Cyrus Mistry, who was unceremoniously removed as the chairman of Tata Sons alleging non-performance, in an affidavit to the Supreme Court on Friday said the Tata Group had an adjusted net loss of Rs 13,000 crore in 2019 — the worst losses in three decades.
In his reply to the Tatas’ petition challenging his reinstatement by the NCLAT last December, Mistry also demands that group chairman emeritus Ratan Tata should reimburse all the expenses to Tata Sons since his departure in December 2012 in keeping with best global governance standards.
Early January, the Tatas challenged the December 18, 2019, order of the National Company Law Appellate Tribunal (NCLAT) in the Supreme Court, which had stayed the order. Then the apex court on May 29 began hearing on the case and asked all parties concerned to submit their replies within four weeks.
The Mistry family firms filed replies in response to Tatas’ affidavits on Friday. Mistry was unceremoniously removed as the chairman of Tata Sons on October 24, 2016, in a boardroom coup offering no reason. But later in select press statements the group had claimed that Mistry was removed primarily for his non-performance and claimed that Tata Sons was in loss under his watch.
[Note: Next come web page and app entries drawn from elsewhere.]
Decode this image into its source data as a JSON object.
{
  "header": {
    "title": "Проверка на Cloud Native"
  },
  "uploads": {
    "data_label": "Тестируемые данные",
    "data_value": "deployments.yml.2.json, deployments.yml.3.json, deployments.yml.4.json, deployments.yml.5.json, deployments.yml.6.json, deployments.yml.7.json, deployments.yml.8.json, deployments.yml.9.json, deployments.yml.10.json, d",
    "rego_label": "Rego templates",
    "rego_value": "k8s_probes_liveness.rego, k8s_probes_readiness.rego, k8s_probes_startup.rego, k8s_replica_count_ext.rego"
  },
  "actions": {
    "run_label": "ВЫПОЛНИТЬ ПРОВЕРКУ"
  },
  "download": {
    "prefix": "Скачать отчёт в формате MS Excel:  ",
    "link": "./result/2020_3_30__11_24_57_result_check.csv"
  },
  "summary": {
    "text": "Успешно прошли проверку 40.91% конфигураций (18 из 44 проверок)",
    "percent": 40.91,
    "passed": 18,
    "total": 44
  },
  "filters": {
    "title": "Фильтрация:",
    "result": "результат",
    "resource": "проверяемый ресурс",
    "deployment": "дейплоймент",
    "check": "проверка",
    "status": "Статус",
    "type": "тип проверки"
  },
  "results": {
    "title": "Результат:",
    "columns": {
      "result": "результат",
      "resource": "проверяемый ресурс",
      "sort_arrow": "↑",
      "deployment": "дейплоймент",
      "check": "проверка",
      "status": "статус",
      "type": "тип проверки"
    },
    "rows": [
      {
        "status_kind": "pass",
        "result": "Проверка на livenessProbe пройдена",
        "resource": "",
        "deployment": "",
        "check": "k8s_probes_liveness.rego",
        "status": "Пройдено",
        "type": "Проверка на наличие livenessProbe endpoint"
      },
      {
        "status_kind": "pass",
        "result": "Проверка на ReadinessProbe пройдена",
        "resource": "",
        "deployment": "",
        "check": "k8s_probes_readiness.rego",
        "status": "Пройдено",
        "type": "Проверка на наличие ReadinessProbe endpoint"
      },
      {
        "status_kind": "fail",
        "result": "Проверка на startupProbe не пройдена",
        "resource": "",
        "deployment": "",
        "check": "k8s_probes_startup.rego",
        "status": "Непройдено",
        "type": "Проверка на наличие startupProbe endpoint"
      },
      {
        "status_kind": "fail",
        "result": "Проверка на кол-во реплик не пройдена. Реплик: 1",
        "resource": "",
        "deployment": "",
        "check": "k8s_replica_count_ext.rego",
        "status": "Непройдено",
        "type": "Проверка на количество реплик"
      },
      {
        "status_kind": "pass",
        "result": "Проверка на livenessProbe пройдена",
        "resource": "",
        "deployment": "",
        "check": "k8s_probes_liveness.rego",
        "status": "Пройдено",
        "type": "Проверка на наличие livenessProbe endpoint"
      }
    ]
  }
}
But, according to Mistry, the loss numbers were arrived at by excluding the huge dividend that the group cash-cow TCS was paying, which was averaging at over 85 per cent annually.
“The Tatas had sought to exclude the dividends from TCS to arrive at operating profit in a bid to discredit my performance. Applying the same yardstick, the adjusted profit after tax (excluding profit from TCS) stood at a negative Rs 13,000 crore in 2019 for the Tata Group, which is the worst loss in three decades,” Mistry says in his replies to the Supreme Court.
He also says Tata Sons had a 282 per cent increase in operating losses in 2019 at Rs 2,100 crore, up from around Rs 550 crore in 2016 and blames it for “the abysmal performance in recent years to legacy issues”.
Mistry also questions the belated claim by the Tatas that his inexplicable removal was due to lack of performance, pointing to the unequivocal endorsement of his performance by the nomination & remuneration committee which was duly approved by the board just weeks before his dramatic removal.
Emphasising that his removal had nothing to do with his performance, Mistry’s reply highlights that the Tata Group had annually outperformed the Sensex by 5 percent in terms of market capitalisation when he was the chairman.
Mistry also says the group companies had logged in 34.6 per cent growth in annual net income in the first three years of his tenure and a 100 per cent rise in the patent filings, all leading to a USD 5 billion gain in brand value.
The plea also seeks full disclosure of the expenses of Ratan Tata’s office as these are related party transactions.
“It was hoped that in keeping with the global best practices in corporate governance, Tata would reimburse his expenses over the past five years as was done by Jack Welch, the chairman emeritus of GE, reimbursed all his expenses to the company.” Post-Mistry, the Tata Group’s debt rose by Rs 80,740 crore in just two years compared to Rs 69,877 crore in the previous four years when he was the chairman.
The conversion of Tata Sons into a private limited company would also cause the cost of debt to increase, he says, adding the standalone borrowing cost of Tata Sons jumped 92 per cent to Rs 2,776 crore in 2019 from Rs 1,453 crore in 2016.
Similarly, employee expenses in the first three years of his chairmanship rose only by Rs 96 crore, which under the new management jumped by Rs 210 crore over a similar timeframe.
He also notes that the company has seen huge value erosion of the investments when Tata was the chairman. In the past three years, Tata Sons invested about Rs 67,000 crore in portfolio companies but these investments have lost Rs 40,000 crore of the invested value.
Though most of it was due to telecom ventures, the value of the listed non-telecom investments lost 23 per cent to Rs 16,243 crore, while during the same period the Sensex rallied 27 per cent, underperforming the index by 50 per cent.
Mistry also says when Tata was the chairman, the group had no proper investment strategy and that no strategy document ever presented to the board during his tenure.
“All that one saw was mere a set of ill-conceived global acquisition and bad decisions on choice telecom technology platforms, and other business decisions all led to the largest value destruction in Indian corporate history.
“These prejudicial actions led to the dividend yield from Tata Sons falling from around 0.26 per cent in 2005, the first year of the listing of TCS, to a paltry 0.06 per cent in 2019, when dividend yield of Sensex companies was around 1.4 per cent,” he says.
Seeking to hold the trustees of the dozen-odd Tata Trusts responsible for the mess at the group now, Mistry says he has evidence to prove that some trustees were involved in all major decisions and the same led to other shareholders getting negatively impacted. “Its time the trustees are held accountable.”